September is National Preparedness Month. As we turn our attention to response and support for the victims of Hurricane Harvey, it is also a good time to create or review your own emergency preparedness plan and to consider registering as a disaster response volunteer.
Here’s how to get started:
- Register now to volunteer later. United Way of Stanislaus County and other United Ways run emergency volunteer centers when disaster strikes. Contact your local United Way today to sign up to serve as a disaster response volunteer. Advance registration helps United Way with disaster preparedness planning and during an actual emergency.
- Form your own emergency preparedness plan. United Way of Long Island, New York, offers these tips:
- Make a communications plan. Know where to meet and how to communicate with family and friends. Create a list of emergency contacts.

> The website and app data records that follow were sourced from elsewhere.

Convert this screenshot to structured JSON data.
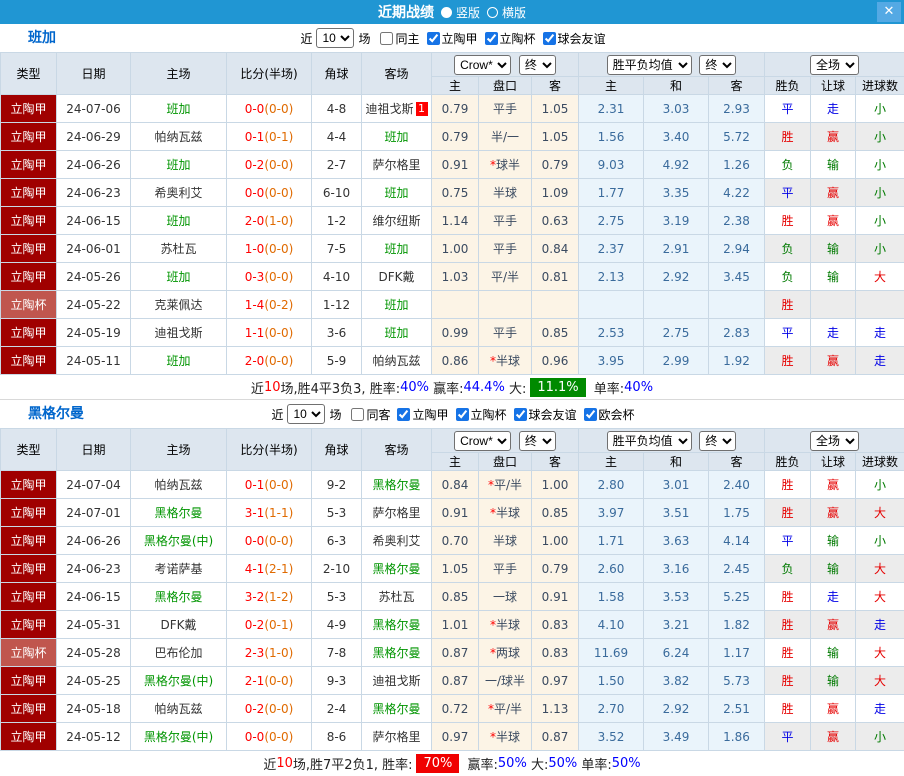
{
  "titlebar": {
    "title": "近期战绩",
    "vertical_label": "竖版",
    "horizontal_label": "横版",
    "close_glyph": "✕"
  },
  "colors": {
    "titlebar_blue": "#2096d3",
    "league_red": "#a00000",
    "cup_red": "#c0564e",
    "team_highlight_green": "#009500",
    "score_red": "#ff0000",
    "halftime_orange": "#e06a00",
    "win_red": "#e60000",
    "draw_blue": "#0000e6",
    "lose_green": "#007a00",
    "summary_badge_green": "#008a00",
    "summary_badge_red": "#f00000"
  },
  "sections": [
    {
      "team": "班加",
      "filter": {
        "near": "近",
        "count": "10",
        "games": "场",
        "same": {
          "label": "同主",
          "checked": false
        },
        "leagues": [
          {
            "label": "立陶甲",
            "checked": true
          },
          {
            "label": "立陶杯",
            "checked": true
          },
          {
            "label": "球会友谊",
            "checked": true
          }
        ]
      },
      "header": {
        "type": "类型",
        "date": "日期",
        "home": "主场",
        "score": "比分(半场)",
        "corner": "角球",
        "away": "客场",
        "company": "Crow*",
        "final1": "终",
        "avg_label": "胜平负均值",
        "final2": "终",
        "scope": "全场",
        "odds_cols": [
          "主",
          "盘口",
          "客"
        ],
        "avg_cols": [
          "主",
          "和",
          "客"
        ],
        "full_cols": [
          "胜负",
          "让球",
          "进球数"
        ]
      },
      "rows": [
        {
          "league": "立陶甲",
          "cup": false,
          "date": "24-07-06",
          "home": "班加",
          "hh": true,
          "score": "0-0",
          "half": "(0-0)",
          "corner": "4-8",
          "away": "迪祖戈斯",
          "ah": false,
          "badge": "1",
          "o1": "0.79",
          "star": false,
          "hcap": "平手",
          "o2": "1.05",
          "a1": "2.31",
          "a2": "3.03",
          "a3": "2.93",
          "res": [
            "平",
            "cb"
          ],
          "hres": [
            "走",
            "cb"
          ],
          "gres": [
            "小",
            "cg"
          ]
        },
        {
          "league": "立陶甲",
          "cup": false,
          "date": "24-06-29",
          "home": "帕纳瓦兹",
          "hh": false,
          "score": "0-1",
          "half": "(0-1)",
          "corner": "4-4",
          "away": "班加",
          "ah": true,
          "badge": "",
          "o1": "0.79",
          "star": false,
          "hcap": "半/一",
          "o2": "1.05",
          "a1": "1.56",
          "a2": "3.40",
          "a3": "5.72",
          "res": [
            "胜",
            "cr"
          ],
          "hres": [
            "赢",
            "cr"
          ],
          "gres": [
            "小",
            "cg"
          ]
        },
        {
          "league": "立陶甲",
          "cup": false,
          "date": "24-06-26",
          "home": "班加",
          "hh": true,
          "score": "0-2",
          "half": "(0-0)",
          "corner": "2-7",
          "away": "萨尔格里",
          "ah": false,
          "badge": "",
          "o1": "0.91",
          "star": true,
          "hcap": "球半",
          "o2": "0.79",
          "a1": "9.03",
          "a2": "4.92",
          "a3": "1.26",
          "res": [
            "负",
            "cg"
          ],
          "hres": [
            "输",
            "cg"
          ],
          "gres": [
            "小",
            "cg"
          ]
        },
        {
          "league": "立陶甲",
          "cup": false,
          "date": "24-06-23",
          "home": "希奥利艾",
          "hh": false,
          "score": "0-0",
          "half": "(0-0)",
          "corner": "6-10",
          "away": "班加",
          "ah": true,
          "badge": "",
          "o1": "0.75",
          "star": false,
          "hcap": "半球",
          "o2": "1.09",
          "a1": "1.77",
          "a2": "3.35",
          "a3": "4.22",
          "res": [
            "平",
            "cb"
          ],
          "hres": [
            "赢",
            "cr"
          ],
          "gres": [
            "小",
            "cg"
          ]
        },
        {
          "league": "立陶甲",
          "cup": false,
          "date": "24-06-15",
          "home": "班加",
          "hh": true,
          "score": "2-0",
          "half": "(1-0)",
          "corner": "1-2",
          "away": "维尔纽斯",
          "ah": false,
          "badge": "",
          "o1": "1.14",
          "star": false,
          "hcap": "平手",
          "o2": "0.63",
          "a1": "2.75",
          "a2": "3.19",
          "a3": "2.38",
          "res": [
            "胜",
            "cr"
          ],
          "hres": [
            "赢",
            "cr"
          ],
          "gres": [
            "小",
            "cg"
          ]
        },
        {
          "league": "立陶甲",
          "cup": false,
          "date": "24-06-01",
          "home": "苏杜瓦",
          "hh": false,
          "score": "1-0",
          "half": "(0-0)",
          "corner": "7-5",
          "away": "班加",
          "ah": true,
          "badge": "",
          "o1": "1.00",
          "star": false,
          "hcap": "平手",
          "o2": "0.84",
          "a1": "2.37",
          "a2": "2.91",
          "a3": "2.94",
          "res": [
            "负",
            "cg"
          ],
          "hres": [
            "输",
            "cg"
          ],
          "gres": [
            "小",
            "cg"
          ]
        },
        {
          "league": "立陶甲",
          "cup": false,
          "date": "24-05-26",
          "home": "班加",
          "hh": true,
          "score": "0-3",
          "half": "(0-0)",
          "corner": "4-10",
          "away": "DFK戴",
          "ah": false,
          "badge": "",
          "o1": "1.03",
          "star": false,
          "hcap": "平/半",
          "o2": "0.81",
          "a1": "2.13",
          "a2": "2.92",
          "a3": "3.45",
          "res": [
            "负",
            "cg"
          ],
          "hres": [
            "输",
            "cg"
          ],
          "gres": [
            "大",
            "cr"
          ]
        },
        {
          "league": "立陶杯",
          "cup": true,
          "date": "24-05-22",
          "home": "克莱佩达",
          "hh": false,
          "score": "1-4",
          "half": "(0-2)",
          "corner": "1-12",
          "away": "班加",
          "ah": true,
          "badge": "",
          "o1": "",
          "star": false,
          "hcap": "",
          "o2": "",
          "a1": "",
          "a2": "",
          "a3": "",
          "res": [
            "胜",
            "cr"
          ],
          "hres": [
            "",
            ""
          ],
          "gres": [
            "",
            ""
          ]
        },
        {
          "league": "立陶甲",
          "cup": false,
          "date": "24-05-19",
          "home": "迪祖戈斯",
          "hh": false,
          "score": "1-1",
          "half": "(0-0)",
          "corner": "3-6",
          "away": "班加",
          "ah": true,
          "badge": "",
          "o1": "0.99",
          "star": false,
          "hcap": "平手",
          "o2": "0.85",
          "a1": "2.53",
          "a2": "2.75",
          "a3": "2.83",
          "res": [
            "平",
            "cb"
          ],
          "hres": [
            "走",
            "cb"
          ],
          "gres": [
            "走",
            "cb"
          ]
        },
        {
          "league": "立陶甲",
          "cup": false,
          "date": "24-05-11",
          "home": "班加",
          "hh": true,
          "score": "2-0",
          "half": "(0-0)",
          "corner": "5-9",
          "away": "帕纳瓦兹",
          "ah": false,
          "badge": "",
          "o1": "0.86",
          "star": true,
          "hcap": "半球",
          "o2": "0.96",
          "a1": "3.95",
          "a2": "2.99",
          "a3": "1.92",
          "res": [
            "胜",
            "cr"
          ],
          "hres": [
            "赢",
            "cr"
          ],
          "gres": [
            "走",
            "cb"
          ]
        }
      ],
      "summary": [
        {
          "t": "近",
          "c": "k"
        },
        {
          "t": "10",
          "c": "r"
        },
        {
          "t": "场,胜4平3负3, 胜率:",
          "c": "k"
        },
        {
          "t": "40%",
          "c": "b"
        },
        {
          "t": " 赢率:",
          "c": "k"
        },
        {
          "t": "44.4%",
          "c": "b"
        },
        {
          "t": " 大:",
          "c": "k"
        },
        {
          "t": "11.1%",
          "c": "bg"
        },
        {
          "t": " 单率:",
          "c": "k"
        },
        {
          "t": "40%",
          "c": "b"
        }
      ]
    },
    {
      "team": "黑格尔曼",
      "filter": {
        "near": "近",
        "count": "10",
        "games": "场",
        "same": {
          "label": "同客",
          "checked": false
        },
        "leagues": [
          {
            "label": "立陶甲",
            "checked": true
          },
          {
            "label": "立陶杯",
            "checked": true
          },
          {
            "label": "球会友谊",
            "checked": true
          },
          {
            "label": "欧会杯",
            "checked": true
          }
        ]
      },
      "header": {
        "type": "类型",
        "date": "日期",
        "home": "主场",
        "score": "比分(半场)",
        "corner": "角球",
        "away": "客场",
        "company": "Crow*",
        "final1": "终",
        "avg_label": "胜平负均值",
        "final2": "终",
        "scope": "全场",
        "odds_cols": [
          "主",
          "盘口",
          "客"
        ],
        "avg_cols": [
          "主",
          "和",
          "客"
        ],
        "full_cols": [
          "胜负",
          "让球",
          "进球数"
        ]
      },
      "rows": [
        {
          "league": "立陶甲",
          "cup": false,
          "date": "24-07-04",
          "home": "帕纳瓦兹",
          "hh": false,
          "score": "0-1",
          "half": "(0-0)",
          "corner": "9-2",
          "away": "黑格尔曼",
          "ah": true,
          "badge": "",
          "o1": "0.84",
          "star": true,
          "hcap": "平/半",
          "o2": "1.00",
          "a1": "2.80",
          "a2": "3.01",
          "a3": "2.40",
          "res": [
            "胜",
            "cr"
          ],
          "hres": [
            "赢",
            "cr"
          ],
          "gres": [
            "小",
            "cg"
          ]
        },
        {
          "league": "立陶甲",
          "cup": false,
          "date": "24-07-01",
          "home": "黑格尔曼",
          "hh": true,
          "score": "3-1",
          "half": "(1-1)",
          "corner": "5-3",
          "away": "萨尔格里",
          "ah": false,
          "badge": "",
          "o1": "0.91",
          "star": true,
          "hcap": "半球",
          "o2": "0.85",
          "a1": "3.97",
          "a2": "3.51",
          "a3": "1.75",
          "res": [
            "胜",
            "cr"
          ],
          "hres": [
            "赢",
            "cr"
          ],
          "gres": [
            "大",
            "cr"
          ]
        },
        {
          "league": "立陶甲",
          "cup": false,
          "date": "24-06-26",
          "home": "黑格尔曼(中)",
          "hh": true,
          "score": "0-0",
          "half": "(0-0)",
          "corner": "6-3",
          "away": "希奥利艾",
          "ah": false,
          "badge": "",
          "o1": "0.70",
          "star": false,
          "hcap": "半球",
          "o2": "1.00",
          "a1": "1.71",
          "a2": "3.63",
          "a3": "4.14",
          "res": [
            "平",
            "cb"
          ],
          "hres": [
            "输",
            "cg"
          ],
          "gres": [
            "小",
            "cg"
          ]
        },
        {
          "league": "立陶甲",
          "cup": false,
          "date": "24-06-23",
          "home": "考诺萨基",
          "hh": false,
          "score": "4-1",
          "half": "(2-1)",
          "corner": "2-10",
          "away": "黑格尔曼",
          "ah": true,
          "badge": "",
          "o1": "1.05",
          "star": false,
          "hcap": "平手",
          "o2": "0.79",
          "a1": "2.60",
          "a2": "3.16",
          "a3": "2.45",
          "res": [
            "负",
            "cg"
          ],
          "hres": [
            "输",
            "cg"
          ],
          "gres": [
            "大",
            "cr"
          ]
        },
        {
          "league": "立陶甲",
          "cup": false,
          "date": "24-06-15",
          "home": "黑格尔曼",
          "hh": true,
          "score": "3-2",
          "half": "(1-2)",
          "corner": "5-3",
          "away": "苏杜瓦",
          "ah": false,
          "badge": "",
          "o1": "0.85",
          "star": false,
          "hcap": "一球",
          "o2": "0.91",
          "a1": "1.58",
          "a2": "3.53",
          "a3": "5.25",
          "res": [
            "胜",
            "cr"
          ],
          "hres": [
            "走",
            "cb"
          ],
          "gres": [
            "大",
            "cr"
          ]
        },
        {
          "league": "立陶甲",
          "cup": false,
          "date": "24-05-31",
          "home": "DFK戴",
          "hh": false,
          "score": "0-2",
          "half": "(0-1)",
          "corner": "4-9",
          "away": "黑格尔曼",
          "ah": true,
          "badge": "",
          "o1": "1.01",
          "star": true,
          "hcap": "半球",
          "o2": "0.83",
          "a1": "4.10",
          "a2": "3.21",
          "a3": "1.82",
          "res": [
            "胜",
            "cr"
          ],
          "hres": [
            "赢",
            "cr"
          ],
          "gres": [
            "走",
            "cb"
          ]
        },
        {
          "league": "立陶杯",
          "cup": true,
          "date": "24-05-28",
          "home": "巴布伦加",
          "hh": false,
          "score": "2-3",
          "half": "(1-0)",
          "corner": "7-8",
          "away": "黑格尔曼",
          "ah": true,
          "badge": "",
          "o1": "0.87",
          "star": true,
          "hcap": "两球",
          "o2": "0.83",
          "a1": "11.69",
          "a2": "6.24",
          "a3": "1.17",
          "res": [
            "胜",
            "cr"
          ],
          "hres": [
            "输",
            "cg"
          ],
          "gres": [
            "大",
            "cr"
          ]
        },
        {
          "league": "立陶甲",
          "cup": false,
          "date": "24-05-25",
          "home": "黑格尔曼(中)",
          "hh": true,
          "score": "2-1",
          "half": "(0-0)",
          "corner": "9-3",
          "away": "迪祖戈斯",
          "ah": false,
          "badge": "",
          "o1": "0.87",
          "star": false,
          "hcap": "一/球半",
          "o2": "0.97",
          "a1": "1.50",
          "a2": "3.82",
          "a3": "5.73",
          "res": [
            "胜",
            "cr"
          ],
          "hres": [
            "输",
            "cg"
          ],
          "gres": [
            "大",
            "cr"
          ]
        },
        {
          "league": "立陶甲",
          "cup": false,
          "date": "24-05-18",
          "home": "帕纳瓦兹",
          "hh": false,
          "score": "0-2",
          "half": "(0-0)",
          "corner": "2-4",
          "away": "黑格尔曼",
          "ah": true,
          "badge": "",
          "o1": "0.72",
          "star": true,
          "hcap": "平/半",
          "o2": "1.13",
          "a1": "2.70",
          "a2": "2.92",
          "a3": "2.51",
          "res": [
            "胜",
            "cr"
          ],
          "hres": [
            "赢",
            "cr"
          ],
          "gres": [
            "走",
            "cb"
          ]
        },
        {
          "league": "立陶甲",
          "cup": false,
          "date": "24-05-12",
          "home": "黑格尔曼(中)",
          "hh": true,
          "score": "0-0",
          "half": "(0-0)",
          "corner": "8-6",
          "away": "萨尔格里",
          "ah": false,
          "badge": "",
          "o1": "0.97",
          "star": true,
          "hcap": "半球",
          "o2": "0.87",
          "a1": "3.52",
          "a2": "3.49",
          "a3": "1.86",
          "res": [
            "平",
            "cb"
          ],
          "hres": [
            "赢",
            "cr"
          ],
          "gres": [
            "小",
            "cg"
          ]
        }
      ],
      "summary": [
        {
          "t": "近",
          "c": "k"
        },
        {
          "t": "10",
          "c": "r"
        },
        {
          "t": "场,胜7平2负1, 胜率:",
          "c": "k"
        },
        {
          "t": "70%",
          "c": "br"
        },
        {
          "t": " 赢率:",
          "c": "k"
        },
        {
          "t": "50%",
          "c": "b"
        },
        {
          "t": " 大:",
          "c": "k"
        },
        {
          "t": "50%",
          "c": "b"
        },
        {
          "t": " 单率:",
          "c": "k"
        },
        {
          "t": "50%",
          "c": "b"
        }
      ]
    }
  ]
}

Select a person who doesn’t live near you for family members to check in with.
- Prepare to evacuate your home. Review and practice escape routes. Plan to evacuate the region. Where to go? How to travel? Have cash – ATMs may not work. Don’t forget vital documents. And, how will you secure your home from flying debris, power outages and the like?
- Get your vehicle ready. Keep a full tank of gas if an evacuation seems likely – gas pumps may not work just when you need to get out of town. Leave early. Follow evacuation routes.
- Create an emergency supply kit. Include enough provisions for at least three days. Include food, water, battery radio, flashlight, batteries, first aid, and toiletries. Have an emergency kit at home, work and in your car.
- Consider special needs. Know your child’s school or day care emergency plan and contact information. Don’t forget to pack books, games and activities for kids. Have you thought of pets? Medications? Elders and the disabled? Pack extra clothes and blankets for people you may be transporting.
- Remember to call 2-1-1 if you need help in the aftermath of an emergency. This free, confidential service provides 24/7 information and support in North America. The specialists on the other end of the line use a network of information from government, private and nonprofit organizations to get people the help they need.
You’ll find more ideas for being prepared here.
Don’t let the unpleasant thought of an emergency deter you from making a plan to protect your family and yourself, and to serve others in need. Follow the basic steps above and you’ll sleep easier knowing you are ready. And mark your calendar for next September, to review and update your emergency preparedness plans each year.